We are all familiar with the compelling scientific argument for integrating sustainability into our daily lifestyles and workplace, and the moral responsibility as veterinary professionals to exercise stewardship over the natural world around us, but the business opportunities created from integrating sustainability within our organisations are less discussed.
Veterinary professionals operate across the agricultural sector, pharmaceutical industry and business sector, and also interact directly with the general public. Therefore, we have the power to drive change across a diverse sphere of influence and are presented with an opportunity to demonstrate sustainability leadership to great effect.
Sustainability goals are largely focused on reducing resource use. Cost savings can be achieved through energy saving measures, water saving measures and waste reduction.
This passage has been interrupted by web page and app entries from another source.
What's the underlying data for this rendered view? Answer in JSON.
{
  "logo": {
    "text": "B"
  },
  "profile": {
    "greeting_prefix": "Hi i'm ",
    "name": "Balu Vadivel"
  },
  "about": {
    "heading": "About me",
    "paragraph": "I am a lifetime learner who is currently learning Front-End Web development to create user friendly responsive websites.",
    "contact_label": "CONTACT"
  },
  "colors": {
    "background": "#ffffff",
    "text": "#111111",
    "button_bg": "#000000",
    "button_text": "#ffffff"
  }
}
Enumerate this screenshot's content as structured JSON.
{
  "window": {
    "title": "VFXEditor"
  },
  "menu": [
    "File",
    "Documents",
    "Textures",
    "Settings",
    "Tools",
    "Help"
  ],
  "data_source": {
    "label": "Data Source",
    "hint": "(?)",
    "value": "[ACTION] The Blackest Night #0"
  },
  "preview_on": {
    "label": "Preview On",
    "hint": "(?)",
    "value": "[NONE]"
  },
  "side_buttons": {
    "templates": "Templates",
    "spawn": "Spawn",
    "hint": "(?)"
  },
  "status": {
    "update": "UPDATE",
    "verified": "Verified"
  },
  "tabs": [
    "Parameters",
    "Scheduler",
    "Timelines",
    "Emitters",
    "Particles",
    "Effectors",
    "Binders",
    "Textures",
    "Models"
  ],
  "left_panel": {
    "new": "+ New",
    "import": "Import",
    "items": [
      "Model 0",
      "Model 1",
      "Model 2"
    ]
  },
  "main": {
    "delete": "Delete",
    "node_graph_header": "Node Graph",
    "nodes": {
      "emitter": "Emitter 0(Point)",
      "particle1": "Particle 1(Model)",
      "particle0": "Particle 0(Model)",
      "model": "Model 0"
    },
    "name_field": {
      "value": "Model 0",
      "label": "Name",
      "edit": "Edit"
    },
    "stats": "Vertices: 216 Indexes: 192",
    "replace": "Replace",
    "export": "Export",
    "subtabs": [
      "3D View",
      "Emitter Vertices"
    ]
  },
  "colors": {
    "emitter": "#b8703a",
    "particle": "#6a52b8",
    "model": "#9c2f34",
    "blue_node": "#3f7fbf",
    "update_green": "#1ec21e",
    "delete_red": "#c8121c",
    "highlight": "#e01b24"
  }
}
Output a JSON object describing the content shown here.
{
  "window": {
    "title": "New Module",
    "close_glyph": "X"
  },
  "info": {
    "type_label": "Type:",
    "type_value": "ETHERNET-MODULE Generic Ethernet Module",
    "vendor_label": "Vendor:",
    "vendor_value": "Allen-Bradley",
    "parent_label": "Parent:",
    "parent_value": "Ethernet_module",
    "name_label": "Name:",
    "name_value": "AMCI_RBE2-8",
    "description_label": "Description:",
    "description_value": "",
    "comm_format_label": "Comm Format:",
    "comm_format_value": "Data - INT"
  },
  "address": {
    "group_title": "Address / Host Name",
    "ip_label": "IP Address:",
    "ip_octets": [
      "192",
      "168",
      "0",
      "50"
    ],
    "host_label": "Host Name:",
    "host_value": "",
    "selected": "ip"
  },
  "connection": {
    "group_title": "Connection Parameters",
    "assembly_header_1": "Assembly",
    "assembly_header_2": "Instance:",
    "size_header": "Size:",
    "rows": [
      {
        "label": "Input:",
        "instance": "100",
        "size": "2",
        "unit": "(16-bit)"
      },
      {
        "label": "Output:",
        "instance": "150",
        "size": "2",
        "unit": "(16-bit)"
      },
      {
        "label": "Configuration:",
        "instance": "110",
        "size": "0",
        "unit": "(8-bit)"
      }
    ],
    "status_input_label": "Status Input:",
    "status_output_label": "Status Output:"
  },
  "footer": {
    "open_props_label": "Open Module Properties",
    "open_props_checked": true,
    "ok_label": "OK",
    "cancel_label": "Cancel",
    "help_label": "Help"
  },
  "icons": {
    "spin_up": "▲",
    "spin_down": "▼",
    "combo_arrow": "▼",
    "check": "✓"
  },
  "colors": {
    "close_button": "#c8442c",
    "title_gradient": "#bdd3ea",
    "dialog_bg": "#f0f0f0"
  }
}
Adhering to the waste hierarchy (from most to least optimal: reduce, reuse, recycle, recover, dispose (gov.uk, 2011)) and by performing correct waste segregation it is possible to reduce overall waste disposal costs.
Increasing demand for sustainable procurement will influence change at supplier level, resulting in a greater choice of sustainable products and services at a more cost-effective price. Buying reusable, long lasting products with minimal packaging can reduce purchasing volumes and waste production.
There are many cost-saving sustainability measures that can be easily implemented. For example, using reusable clinical waste containers. These result in 84 percent lower greenhouse gas emissions than their single-use counterparts (Grimmond and Reiner, 2012) and are more cost-effective. Reducing paper use is also an easy way to be more sustainable, through paper-free management software and only printing double sided. Using reusable surgical gowns and caps, hand towels and patient bedding to avoid single-use disposables can also help, as well as using low flow anaesthesia and volatile agent-sparing techniques to reduce harmful anaesthetic gas greenhouse emissions and oxygen consumption (Jones and West, 2019). There is also an opportunity to apply for the government funding available for sustainability initiatives, such as electric vehicles, renewable energy generation and improving the energy efficiency of new and existing buildings (Workspace).
With large corporate groups beginning to appoint sustainability managers, it is likely we will see a big shift towards more sustainable operations and facilities in the near future. There is scope within every veterinary practice – corporate or independent – to embark on sustainability initiatives. Being seen to act in an environmentally responsible manner is appealing to clients, both existing and new, to help grow the client base. It could even tarnish an organisation’s reputation if they are not addressing the climate crisis we are facing, despite sustainability efforts from competitors. The fact that millennials, with their high rate of pet ownership, are the generation who spends the most on their pets (Packaged Facts, 2019) and are also the most sustainability conscious generation yet, is not to be overlooked.
Future-proofing the business
Climate change, loss of biodiversity and extreme weather events will certainly have implications on future business activities: disrupting supply chains, damaging property, hiking insurance premiums, affecting food security and increasing the risk of infectious and zoonotic diseases as we have recently experienced with COVID-19. Government policies will change, in order to reduce carbon emissions, and align business activities with the UN Sustainability Goals. Large businesses already have to conform with the energy savings opportunity scheme (ESOS), but if all businesses introduce robust sustainability changes sooner rather than later, this may help to minimise operational disruption and financial uncertainty in the future.
Practices embarking on sustainability initiatives can gain official recognition for their efforts from bodies such as Investors in the Environment and the Carbon Trust, who offer accreditation schemes. This is looked upon favourably by clients and employees alike.
In a recent BVA survey, 89 percent of vets said that they would like to play a more active role in the UK sustainability agenda. Integrating sustainability into your practice’s ethos may well improve employee retention as well as attract new graduates, as being eco-friendly leads to a positive self-image (Venhoeven et al., 2016). Practising sustainability can also drive innovation among the workforce (Sarni and Capozucca, 2012).
Integrating sustainability into your organisation is the future, and it makes business sense to stay ahead of the curve, rather than being left behind.